Pick out each line below containing "title".

[Dataset items]
=== Section Start ===

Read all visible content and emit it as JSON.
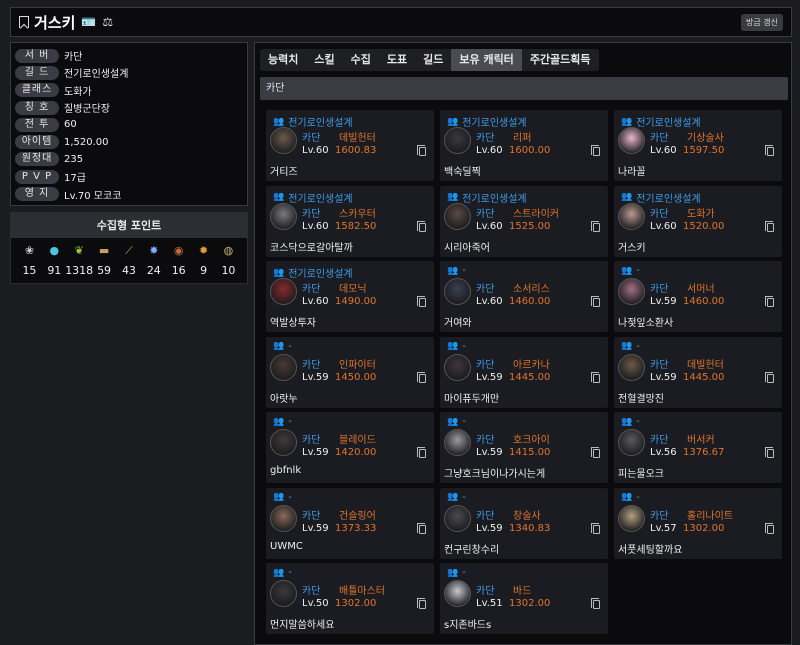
{
  "header": {
    "title": "거스키",
    "refresh_label": "방금 갱신"
  },
  "info": [
    {
      "label": "서 버",
      "value": "카단"
    },
    {
      "label": "길 드",
      "value": "전기로인생설계"
    },
    {
      "label": "클래스",
      "value": "도화가"
    },
    {
      "label": "칭 호",
      "value": "질병군단장"
    },
    {
      "label": "전 투",
      "value": "60"
    },
    {
      "label": "아이템",
      "value": "1,520.00"
    },
    {
      "label": "원정대",
      "value": "235"
    },
    {
      "label": "P V P",
      "value": "17급"
    },
    {
      "label": "영 지",
      "value": "Lv.70 모코코"
    }
  ],
  "collection": {
    "title": "수집형 포인트",
    "items": [
      {
        "icon": "seed-icon",
        "value": "15",
        "color": "#cfcfcf"
      },
      {
        "icon": "island-heart-icon",
        "value": "91",
        "color": "#4fc3e0"
      },
      {
        "icon": "mokoko-seed-icon",
        "value": "1318",
        "color": "#9acd32"
      },
      {
        "icon": "art-icon",
        "value": "59",
        "color": "#c9a060"
      },
      {
        "icon": "giant-heart-icon",
        "value": "43",
        "color": "#d4a84c"
      },
      {
        "icon": "star-icon",
        "value": "24",
        "color": "#7fb3ff"
      },
      {
        "icon": "ignea-icon",
        "value": "16",
        "color": "#c07040"
      },
      {
        "icon": "orpheus-icon",
        "value": "9",
        "color": "#e0a040"
      },
      {
        "icon": "world-tree-icon",
        "value": "10",
        "color": "#c8b070"
      }
    ]
  },
  "tabs": [
    {
      "label": "능력치",
      "active": false
    },
    {
      "label": "스킬",
      "active": false
    },
    {
      "label": "수집",
      "active": false
    },
    {
      "label": "도표",
      "active": false
    },
    {
      "label": "길드",
      "active": false
    },
    {
      "label": "보유 캐릭터",
      "active": true
    },
    {
      "label": "주간골드획득",
      "active": false
    }
  ],
  "server_bar": "카단",
  "characters": [
    {
      "guild": "전기로인생설계",
      "server": "카단",
      "class": "데빌헌터",
      "level": "Lv.60",
      "ilvl": "1600.83",
      "name": "거티즈",
      "avatar": "#6b5a4a"
    },
    {
      "guild": "전기로인생설계",
      "server": "카단",
      "class": "리퍼",
      "level": "Lv.60",
      "ilvl": "1600.00",
      "name": "백숙딜찍",
      "avatar": "#3a3a3e"
    },
    {
      "guild": "전기로인생설계",
      "server": "카단",
      "class": "기상술사",
      "level": "Lv.60",
      "ilvl": "1597.50",
      "name": "나라꼴",
      "avatar": "#e8b8c8"
    },
    {
      "guild": "전기로인생설계",
      "server": "카단",
      "class": "스카우터",
      "level": "Lv.60",
      "ilvl": "1582.50",
      "name": "코스닥으로갈아탈까",
      "avatar": "#7a7a80"
    },
    {
      "guild": "전기로인생설계",
      "server": "카단",
      "class": "스트라이커",
      "level": "Lv.60",
      "ilvl": "1525.00",
      "name": "시리아죽어",
      "avatar": "#5a4a40"
    },
    {
      "guild": "전기로인생설계",
      "server": "카단",
      "class": "도화가",
      "level": "Lv.60",
      "ilvl": "1520.00",
      "name": "거스키",
      "avatar": "#b89a90"
    },
    {
      "guild": "전기로인생설계",
      "server": "카단",
      "class": "데모닉",
      "level": "Lv.60",
      "ilvl": "1490.00",
      "name": "역발상투자",
      "avatar": "#8a2a2a"
    },
    {
      "guild": "-",
      "server": "카단",
      "class": "소서리스",
      "level": "Lv.60",
      "ilvl": "1460.00",
      "name": "거여와",
      "avatar": "#3a4050"
    },
    {
      "guild": "-",
      "server": "카단",
      "class": "서머너",
      "level": "Lv.59",
      "ilvl": "1460.00",
      "name": "나젖잎소환사",
      "avatar": "#a07080"
    },
    {
      "guild": "-",
      "server": "카단",
      "class": "인파이터",
      "level": "Lv.59",
      "ilvl": "1450.00",
      "name": "아랏누",
      "avatar": "#4a3a35"
    },
    {
      "guild": "-",
      "server": "카단",
      "class": "아르카나",
      "level": "Lv.59",
      "ilvl": "1445.00",
      "name": "마이퓨두개만",
      "avatar": "#40363a"
    },
    {
      "guild": "-",
      "server": "카단",
      "class": "데빌헌터",
      "level": "Lv.59",
      "ilvl": "1445.00",
      "name": "전혈결망진",
      "avatar": "#6a5a45"
    },
    {
      "guild": "-",
      "server": "카단",
      "class": "블레이드",
      "level": "Lv.59",
      "ilvl": "1420.00",
      "name": "gbfnlk",
      "avatar": "#3e3a3a"
    },
    {
      "guild": "-",
      "server": "카단",
      "class": "호크아이",
      "level": "Lv.59",
      "ilvl": "1415.00",
      "name": "그냥호크님이나가시는게",
      "avatar": "#9a9aa0"
    },
    {
      "guild": "-",
      "server": "카단",
      "class": "버서커",
      "level": "Lv.56",
      "ilvl": "1376.67",
      "name": "피는물오크",
      "avatar": "#5a5a5e"
    },
    {
      "guild": "-",
      "server": "카단",
      "class": "건슬링어",
      "level": "Lv.59",
      "ilvl": "1373.33",
      "name": "UWMC",
      "avatar": "#8a6a5a"
    },
    {
      "guild": "-",
      "server": "카단",
      "class": "창술사",
      "level": "Lv.59",
      "ilvl": "1340.83",
      "name": "컨구린창수리",
      "avatar": "#4a4a50"
    },
    {
      "guild": "-",
      "server": "카단",
      "class": "홀리나이트",
      "level": "Lv.57",
      "ilvl": "1302.00",
      "name": "서풋세팅할까요",
      "avatar": "#b0a080"
    },
    {
      "guild": "-",
      "server": "카단",
      "class": "배틀마스터",
      "level": "Lv.50",
      "ilvl": "1302.00",
      "name": "먼지말씀하세요",
      "avatar": "#3a3a3a"
    },
    {
      "guild": "-",
      "server": "카단",
      "class": "바드",
      "level": "Lv.51",
      "ilvl": "1302.00",
      "name": "s지존바드s",
      "avatar": "#c8c8d0"
    }
  ]
}
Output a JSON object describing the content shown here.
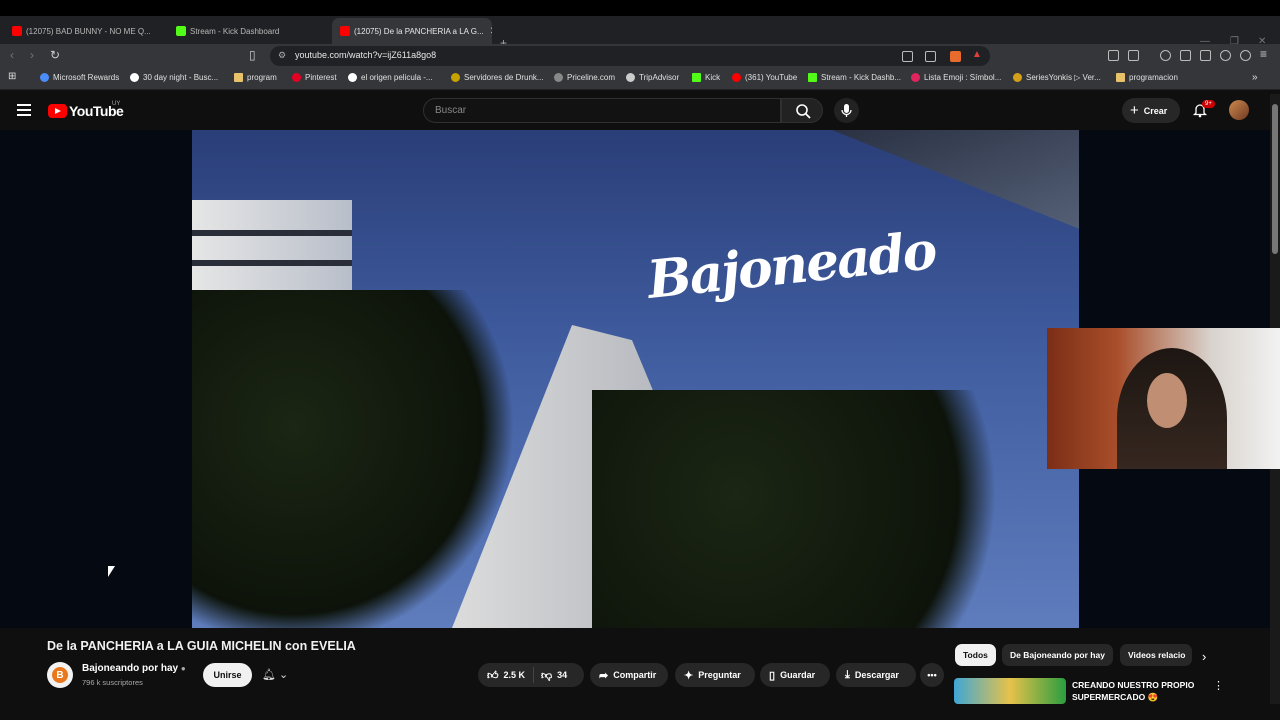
{
  "browser": {
    "tabs": [
      {
        "label": "(12075) BAD BUNNY - NO ME Q...",
        "fav_color": "#ff0000"
      },
      {
        "label": "Stream - Kick Dashboard",
        "fav_color": "#53fc18"
      },
      {
        "label": "(12075) De la PANCHERIA a LA G...",
        "fav_color": "#ff0000",
        "active": true
      }
    ],
    "url": "youtube.com/watch?v=ijZ611a8go8",
    "bookmarks": [
      {
        "label": "Microsoft Rewards",
        "color": "#4b8df8"
      },
      {
        "label": "30 day night - Busc...",
        "color": "#ffffff"
      },
      {
        "label": "program",
        "color": "#e8c26a"
      },
      {
        "label": "Pinterest",
        "color": "#e60023"
      },
      {
        "label": "el origen pelicula -...",
        "color": "#ffffff"
      },
      {
        "label": "Servidores de Drunk...",
        "color": "#c8a200"
      },
      {
        "label": "Priceline.com",
        "color": "#888888"
      },
      {
        "label": "TripAdvisor",
        "color": "#cccccc"
      },
      {
        "label": "Kick",
        "color": "#53fc18"
      },
      {
        "label": "(361) YouTube",
        "color": "#ff0000"
      },
      {
        "label": "Stream - Kick Dashb...",
        "color": "#53fc18"
      },
      {
        "label": "Lista Emoji : Símbol...",
        "color": "#e0245e"
      },
      {
        "label": "SeriesYonkis ▷ Ver...",
        "color": "#d4a017"
      },
      {
        "label": "programacion",
        "color": "#e8c26a"
      }
    ]
  },
  "youtube": {
    "logo_text": "YouTube",
    "country": "UY",
    "search_placeholder": "Buscar",
    "create_label": "Crear",
    "notif_badge": "9+",
    "video_logo_text": "Bajoneado"
  },
  "video": {
    "title": "De la PANCHERIA a LA GUIA MICHELIN con EVELIA",
    "channel": "Bajoneando por hay",
    "subscribers": "796 k suscriptores",
    "join_label": "Unirse",
    "likes": "2.5 K",
    "dislikes": "34",
    "share_label": "Compartir",
    "ask_label": "Preguntar",
    "save_label": "Guardar",
    "download_label": "Descargar"
  },
  "sidebar": {
    "chips": [
      "Todos",
      "De Bajoneando por hay",
      "Videos relacio"
    ],
    "related": [
      {
        "title": "CREANDO NUESTRO PROPIO SUPERMERCADO 😍"
      }
    ]
  }
}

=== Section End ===

## Answer to the exercise:
    "title": "거스키",
    "title": "수집형 포인트",
    "title": "De la PANCHERIA a LA GUIA MICHELIN con EVELIA",
        "title": "CREANDO NUESTRO PROPIO SUPERMERCADO 😍"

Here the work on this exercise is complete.